> **Activity**:
In the records below, tally each line that contains the word "JSON" and give the total only.

Information given Start Marker

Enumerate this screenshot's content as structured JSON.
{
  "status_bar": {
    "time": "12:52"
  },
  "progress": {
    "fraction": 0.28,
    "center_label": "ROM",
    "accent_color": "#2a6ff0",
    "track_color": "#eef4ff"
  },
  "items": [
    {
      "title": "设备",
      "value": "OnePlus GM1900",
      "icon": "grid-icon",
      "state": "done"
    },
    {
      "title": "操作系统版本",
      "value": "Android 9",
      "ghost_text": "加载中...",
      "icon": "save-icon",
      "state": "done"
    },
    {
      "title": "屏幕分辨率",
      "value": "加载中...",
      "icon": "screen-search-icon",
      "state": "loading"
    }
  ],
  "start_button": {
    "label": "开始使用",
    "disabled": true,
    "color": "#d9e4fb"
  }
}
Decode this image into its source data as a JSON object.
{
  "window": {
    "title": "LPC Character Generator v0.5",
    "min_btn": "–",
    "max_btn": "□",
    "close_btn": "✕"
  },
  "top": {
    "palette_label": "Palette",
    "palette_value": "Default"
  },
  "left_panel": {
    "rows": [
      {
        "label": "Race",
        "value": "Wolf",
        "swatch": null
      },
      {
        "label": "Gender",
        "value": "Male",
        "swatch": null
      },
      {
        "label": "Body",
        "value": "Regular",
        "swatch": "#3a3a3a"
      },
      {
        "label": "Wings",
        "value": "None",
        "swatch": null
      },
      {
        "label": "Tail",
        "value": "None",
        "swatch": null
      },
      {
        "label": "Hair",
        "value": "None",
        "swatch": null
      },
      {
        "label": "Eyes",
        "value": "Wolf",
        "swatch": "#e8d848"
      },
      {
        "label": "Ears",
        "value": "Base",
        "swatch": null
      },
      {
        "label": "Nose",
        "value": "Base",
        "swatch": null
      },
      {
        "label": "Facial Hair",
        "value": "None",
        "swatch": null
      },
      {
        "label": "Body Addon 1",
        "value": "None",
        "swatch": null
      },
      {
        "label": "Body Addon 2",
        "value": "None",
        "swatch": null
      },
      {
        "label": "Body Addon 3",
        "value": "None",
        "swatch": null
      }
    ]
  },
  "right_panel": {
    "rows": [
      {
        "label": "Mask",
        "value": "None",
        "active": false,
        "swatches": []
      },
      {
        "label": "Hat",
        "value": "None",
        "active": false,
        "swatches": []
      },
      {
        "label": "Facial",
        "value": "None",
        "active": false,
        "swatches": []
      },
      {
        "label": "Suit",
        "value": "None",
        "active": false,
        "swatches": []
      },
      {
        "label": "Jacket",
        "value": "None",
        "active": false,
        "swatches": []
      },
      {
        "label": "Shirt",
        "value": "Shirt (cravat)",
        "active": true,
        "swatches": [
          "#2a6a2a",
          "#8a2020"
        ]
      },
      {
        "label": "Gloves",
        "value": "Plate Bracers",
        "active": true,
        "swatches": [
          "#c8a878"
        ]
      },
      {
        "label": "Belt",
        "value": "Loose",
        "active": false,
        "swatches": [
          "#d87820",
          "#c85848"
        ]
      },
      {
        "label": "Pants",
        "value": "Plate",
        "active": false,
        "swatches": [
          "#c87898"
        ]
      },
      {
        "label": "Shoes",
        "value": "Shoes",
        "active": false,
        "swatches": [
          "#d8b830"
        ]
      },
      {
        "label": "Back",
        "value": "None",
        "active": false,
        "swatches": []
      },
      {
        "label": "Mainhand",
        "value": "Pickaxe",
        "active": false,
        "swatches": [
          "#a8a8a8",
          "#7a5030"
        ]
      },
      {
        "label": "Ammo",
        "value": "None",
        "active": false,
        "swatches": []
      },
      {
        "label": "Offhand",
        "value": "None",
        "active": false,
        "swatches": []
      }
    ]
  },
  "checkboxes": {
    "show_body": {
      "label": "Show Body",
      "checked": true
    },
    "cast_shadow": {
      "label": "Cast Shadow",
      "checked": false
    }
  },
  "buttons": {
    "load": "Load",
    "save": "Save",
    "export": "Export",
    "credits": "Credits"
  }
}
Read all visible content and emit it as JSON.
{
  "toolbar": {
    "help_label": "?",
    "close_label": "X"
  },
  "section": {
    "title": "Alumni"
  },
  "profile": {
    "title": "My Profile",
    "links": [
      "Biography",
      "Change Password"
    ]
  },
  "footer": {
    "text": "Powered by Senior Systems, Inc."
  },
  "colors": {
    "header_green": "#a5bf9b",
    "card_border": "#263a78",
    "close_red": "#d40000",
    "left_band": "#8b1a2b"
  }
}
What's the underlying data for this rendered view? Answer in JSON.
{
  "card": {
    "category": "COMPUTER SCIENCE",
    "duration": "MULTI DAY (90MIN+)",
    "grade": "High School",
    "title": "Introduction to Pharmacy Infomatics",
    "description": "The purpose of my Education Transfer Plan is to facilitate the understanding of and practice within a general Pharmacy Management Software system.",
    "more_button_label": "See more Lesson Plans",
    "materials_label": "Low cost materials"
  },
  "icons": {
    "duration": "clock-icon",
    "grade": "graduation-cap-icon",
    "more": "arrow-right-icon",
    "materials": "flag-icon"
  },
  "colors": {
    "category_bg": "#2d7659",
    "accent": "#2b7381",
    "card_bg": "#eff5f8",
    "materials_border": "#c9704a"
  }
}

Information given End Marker

> **Answer area**:
4